Task to complete:
Searching the material below, find each line that includes the word "Lorem", and copy it.

Supplied entries:
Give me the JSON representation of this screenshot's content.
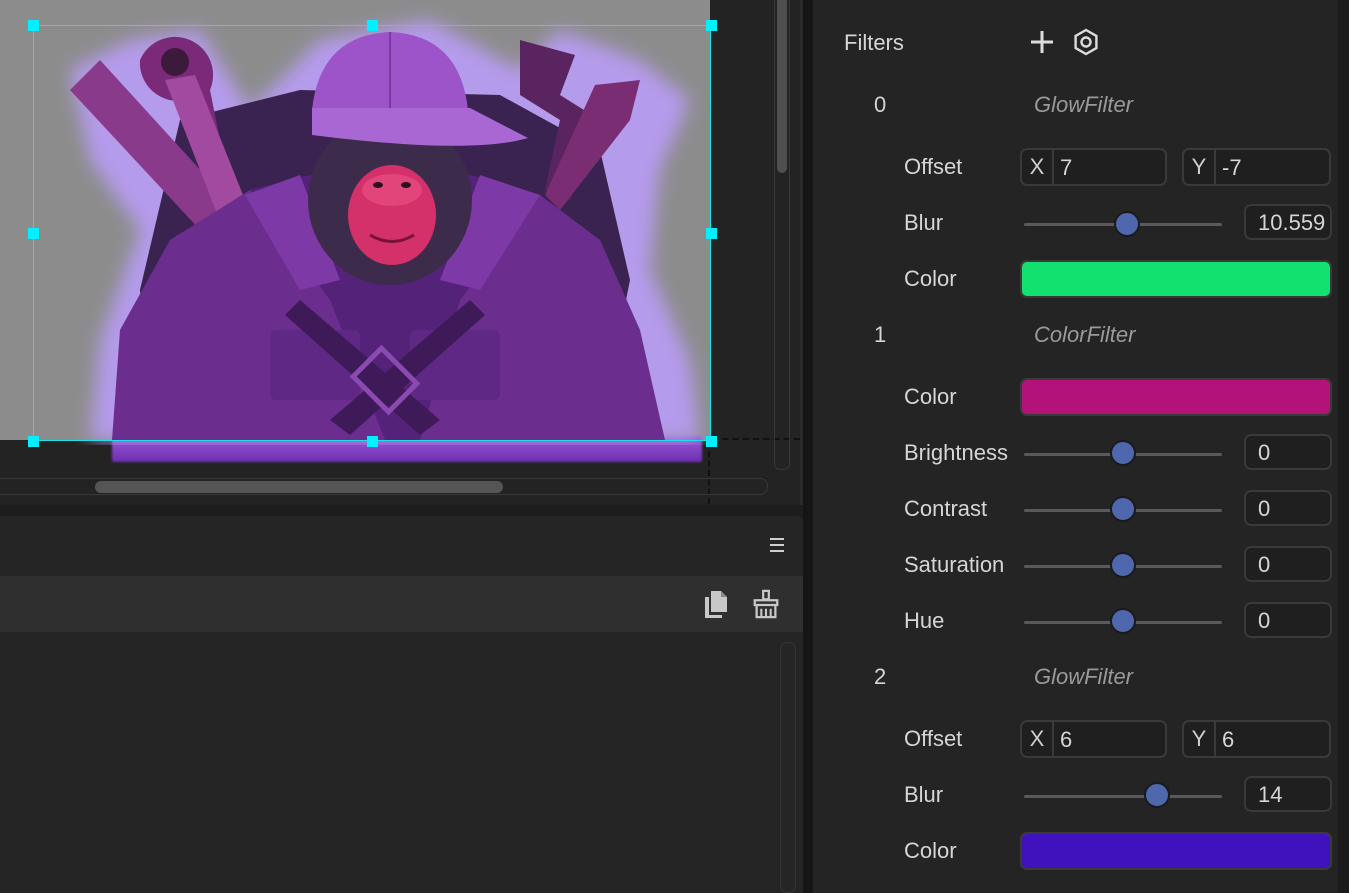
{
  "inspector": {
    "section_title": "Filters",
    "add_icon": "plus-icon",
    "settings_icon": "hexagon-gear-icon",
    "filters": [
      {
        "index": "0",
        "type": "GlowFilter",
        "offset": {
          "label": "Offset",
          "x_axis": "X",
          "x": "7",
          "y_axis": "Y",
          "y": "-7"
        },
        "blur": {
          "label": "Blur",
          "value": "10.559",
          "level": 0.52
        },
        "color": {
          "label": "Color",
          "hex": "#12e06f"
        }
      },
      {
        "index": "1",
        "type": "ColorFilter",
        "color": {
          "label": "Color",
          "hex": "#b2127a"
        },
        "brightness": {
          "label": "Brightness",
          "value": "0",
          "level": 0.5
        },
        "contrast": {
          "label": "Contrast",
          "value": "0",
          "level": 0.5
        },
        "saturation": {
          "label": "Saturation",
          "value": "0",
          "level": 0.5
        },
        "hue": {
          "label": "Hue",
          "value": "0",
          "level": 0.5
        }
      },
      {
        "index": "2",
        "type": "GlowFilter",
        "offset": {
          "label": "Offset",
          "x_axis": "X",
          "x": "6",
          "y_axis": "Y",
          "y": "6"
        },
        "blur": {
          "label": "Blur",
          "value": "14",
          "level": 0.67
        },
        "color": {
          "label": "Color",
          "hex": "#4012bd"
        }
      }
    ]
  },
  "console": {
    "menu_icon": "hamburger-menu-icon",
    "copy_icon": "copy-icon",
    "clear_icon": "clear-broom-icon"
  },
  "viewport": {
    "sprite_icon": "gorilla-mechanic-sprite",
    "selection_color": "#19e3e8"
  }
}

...

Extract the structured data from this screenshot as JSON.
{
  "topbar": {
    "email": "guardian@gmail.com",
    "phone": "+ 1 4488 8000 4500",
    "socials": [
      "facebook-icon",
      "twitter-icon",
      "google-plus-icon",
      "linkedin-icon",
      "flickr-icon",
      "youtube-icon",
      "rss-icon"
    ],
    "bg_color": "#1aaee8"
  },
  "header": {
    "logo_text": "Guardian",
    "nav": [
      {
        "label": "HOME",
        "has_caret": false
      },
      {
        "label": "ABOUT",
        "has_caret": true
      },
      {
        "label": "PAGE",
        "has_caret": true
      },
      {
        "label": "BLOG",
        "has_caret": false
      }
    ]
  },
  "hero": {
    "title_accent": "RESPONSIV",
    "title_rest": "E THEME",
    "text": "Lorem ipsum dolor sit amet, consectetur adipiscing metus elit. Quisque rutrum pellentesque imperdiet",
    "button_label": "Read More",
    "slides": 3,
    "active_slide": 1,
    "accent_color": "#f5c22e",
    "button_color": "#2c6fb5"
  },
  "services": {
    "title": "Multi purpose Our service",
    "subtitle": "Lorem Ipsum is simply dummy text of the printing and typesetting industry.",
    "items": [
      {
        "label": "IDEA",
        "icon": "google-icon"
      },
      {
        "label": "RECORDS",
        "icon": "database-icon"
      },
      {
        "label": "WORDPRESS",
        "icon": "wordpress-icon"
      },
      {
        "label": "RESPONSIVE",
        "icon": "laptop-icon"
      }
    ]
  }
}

Result of this task:
    "text": "Lorem ipsum dolor sit amet, consectetur adipiscing metus elit. Quisque rutrum pellentesque imperdiet",
    "subtitle": "Lorem Ipsum is simply dummy text of the printing and typesetting industry.",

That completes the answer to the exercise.